A soldier of the Great War who died of wounds received during the attack at Passchendaele.
Corporal Samuel Brown - 6/2954
Samuel was born 3rd December 1893 in Londonerry, Ireland, son of Thomas and Martha Jane Brown. With twin brother Robert he had eight nine brothers and four sisters. In 1901 he was living in Foreglen, Londonderry in the house of his Grandfather Thomas, a farmer. In 1911 he is living with his father, who seems to have inherited the farm. It is unclear when Samuel came to New Zealand but at the time of enlistment in 1915, he was working as a farm hand for William Cooper at Killinchy. He was 5ft 5in tall with a medium complexion, grey eyes and dark brown hair. He also had a small scar above his left eyebrow.
Samuel enlisted on 12 June 1915 and was assigned to the 7th Reinforcements, Canterbury Infantry Battalion. He embarked on 9th October 1915 from wellington for Suez arriving on 18th November 1915. He joined his battalion at Ismailia on 4th February 1916 and after training he embarked on the Franconia from Port Said for France on 6th May. He was sent to hospital “sick” from the field on 21st June but it must have been minor as he re-joined his unit 5 days later. Hopwever he was not so lucky next time and he was wounded on 27th Sept 1916 and admitted to No 5 General Hospital at Rouen with a penetrating wound to his face and nose. He was sent to England on board a hospital ship on 29th and admitted to the 3rd General Hospital in Oxford the next day. A month later he was released to the depot at Codford on 1st November 1916, then on to Sling on 4th December. From there he joined his Battalion in France on 16 January 1917. He was appointed temporary Lance Corporal a number of times throughout 1917, usually to substitute for another NCO. He was wounded in action on 12th October during the Passchendaele attack and taken by field ambulance to the 17th Casualty Clearing station the next day. He died there on 21stOctober of wounds to his abdomen and left knee, aged 23. Sadly, a contaminated abdominal wound would have become infected and in the days before antibiotics there would have been little treatment. He was buried in the Lijssenthoek Military Cemetery, Poperinge. In New Zealand he is remembered on the Leeston Plaque of the Ellesmere County War Memorial. Samuel is also remembered in his homeland on the World War 1 Plaque in Banagher Presbyterian Church, Feeny, Londonderry, Northern Ireland, the Church he worshipped in prior to his emigration as a young man.

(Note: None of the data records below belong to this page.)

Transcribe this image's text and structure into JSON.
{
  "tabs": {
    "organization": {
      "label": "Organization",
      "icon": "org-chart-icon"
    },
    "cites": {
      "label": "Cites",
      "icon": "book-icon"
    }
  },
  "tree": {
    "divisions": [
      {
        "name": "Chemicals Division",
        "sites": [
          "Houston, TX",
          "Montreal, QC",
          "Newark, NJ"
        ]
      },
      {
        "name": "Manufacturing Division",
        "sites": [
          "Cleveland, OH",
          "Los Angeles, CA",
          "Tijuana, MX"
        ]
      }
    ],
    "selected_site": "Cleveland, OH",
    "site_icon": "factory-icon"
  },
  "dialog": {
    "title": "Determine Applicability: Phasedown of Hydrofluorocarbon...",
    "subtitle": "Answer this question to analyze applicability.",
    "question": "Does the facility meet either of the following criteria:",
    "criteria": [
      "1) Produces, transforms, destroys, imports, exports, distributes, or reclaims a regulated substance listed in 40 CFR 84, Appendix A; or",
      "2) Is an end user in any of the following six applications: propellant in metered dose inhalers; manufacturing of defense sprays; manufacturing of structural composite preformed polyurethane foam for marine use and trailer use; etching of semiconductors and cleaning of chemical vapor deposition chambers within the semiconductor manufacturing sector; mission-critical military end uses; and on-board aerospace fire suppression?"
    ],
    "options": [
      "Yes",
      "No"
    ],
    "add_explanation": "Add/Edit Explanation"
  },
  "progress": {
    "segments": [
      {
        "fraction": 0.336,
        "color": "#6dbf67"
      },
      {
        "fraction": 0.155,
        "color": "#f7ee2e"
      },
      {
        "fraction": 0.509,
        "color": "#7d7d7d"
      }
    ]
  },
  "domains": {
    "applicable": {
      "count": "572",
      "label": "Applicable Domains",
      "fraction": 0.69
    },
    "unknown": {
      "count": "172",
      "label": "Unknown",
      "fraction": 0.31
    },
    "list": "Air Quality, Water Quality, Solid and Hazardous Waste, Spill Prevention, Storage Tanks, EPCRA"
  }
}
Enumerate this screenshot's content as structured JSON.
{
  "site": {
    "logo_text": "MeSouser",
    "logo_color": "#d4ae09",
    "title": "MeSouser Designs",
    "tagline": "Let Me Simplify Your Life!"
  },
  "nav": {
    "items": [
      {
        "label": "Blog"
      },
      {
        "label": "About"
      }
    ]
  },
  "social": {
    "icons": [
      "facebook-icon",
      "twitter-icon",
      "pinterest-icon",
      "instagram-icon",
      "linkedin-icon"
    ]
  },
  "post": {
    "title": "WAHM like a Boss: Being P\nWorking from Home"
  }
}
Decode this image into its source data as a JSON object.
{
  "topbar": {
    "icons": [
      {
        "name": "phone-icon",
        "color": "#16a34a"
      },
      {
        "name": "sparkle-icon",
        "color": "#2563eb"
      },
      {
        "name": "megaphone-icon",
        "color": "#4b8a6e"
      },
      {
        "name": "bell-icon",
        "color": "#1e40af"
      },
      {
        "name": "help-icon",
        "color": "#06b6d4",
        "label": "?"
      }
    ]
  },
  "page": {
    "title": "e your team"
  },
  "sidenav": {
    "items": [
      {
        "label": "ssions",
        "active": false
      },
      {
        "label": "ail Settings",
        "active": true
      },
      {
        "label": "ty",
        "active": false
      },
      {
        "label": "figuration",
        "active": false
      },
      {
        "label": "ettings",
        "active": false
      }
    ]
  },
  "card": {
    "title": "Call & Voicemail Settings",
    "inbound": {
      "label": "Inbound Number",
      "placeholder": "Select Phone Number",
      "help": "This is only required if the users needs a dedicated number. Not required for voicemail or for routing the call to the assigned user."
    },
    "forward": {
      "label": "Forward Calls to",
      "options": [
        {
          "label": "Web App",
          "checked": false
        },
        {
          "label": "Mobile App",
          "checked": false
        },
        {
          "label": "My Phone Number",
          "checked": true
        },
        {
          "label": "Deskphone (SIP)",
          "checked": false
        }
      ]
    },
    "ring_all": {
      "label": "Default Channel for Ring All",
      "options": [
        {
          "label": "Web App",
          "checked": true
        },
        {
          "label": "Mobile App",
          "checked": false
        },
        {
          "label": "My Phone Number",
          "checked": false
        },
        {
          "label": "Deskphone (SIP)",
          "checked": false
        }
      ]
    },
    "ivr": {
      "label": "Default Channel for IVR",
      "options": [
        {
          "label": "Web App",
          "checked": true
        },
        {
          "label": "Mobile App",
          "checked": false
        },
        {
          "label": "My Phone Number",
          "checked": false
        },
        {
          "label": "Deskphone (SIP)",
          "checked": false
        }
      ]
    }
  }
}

Shortly after news arrived of his death, his family placed the following tribute in a Londonderry newspaper:
'Not dead to us, we love him still, Not lost, but gone before; He lives with us in memory, And will for evermore.'
During the First World War, the village of Lijssenthoek was situated on the main communication line between the allied military bases in the rear and the Ypres battlefields. Close to the front, but out of the extreme range of most German field artillery, it became a natural place to establish casualty clearing stations. The cemetery was first used by the French 15th Hopital D'Evacuation and in June 1915, it began to be used by casualty clearing stations of the Commonwealth forces. From April to August 1918, the casualty clearing stations fell back before the German advance and field ambulances (including a French ambulance) took their places. The cemetery contains 9,901 commonwealth burials of the First World War and 883 war graves of other nationalities, mostly French and German. The only concentration burials are 24 added to plot xxxi in 1920 from isolated positions near Poperinghe and 17 added to plot xxxii from St. Denijs churchyard in 1981. It is the second largest Commonwealth cemetery in Belgium. There are 8 special memorial headstones to men known to be buried in this cemetery, these are located together alongside plot 32 near the Stone of Remembrance. The cemetery was designed by Sir Reginald Blomfield.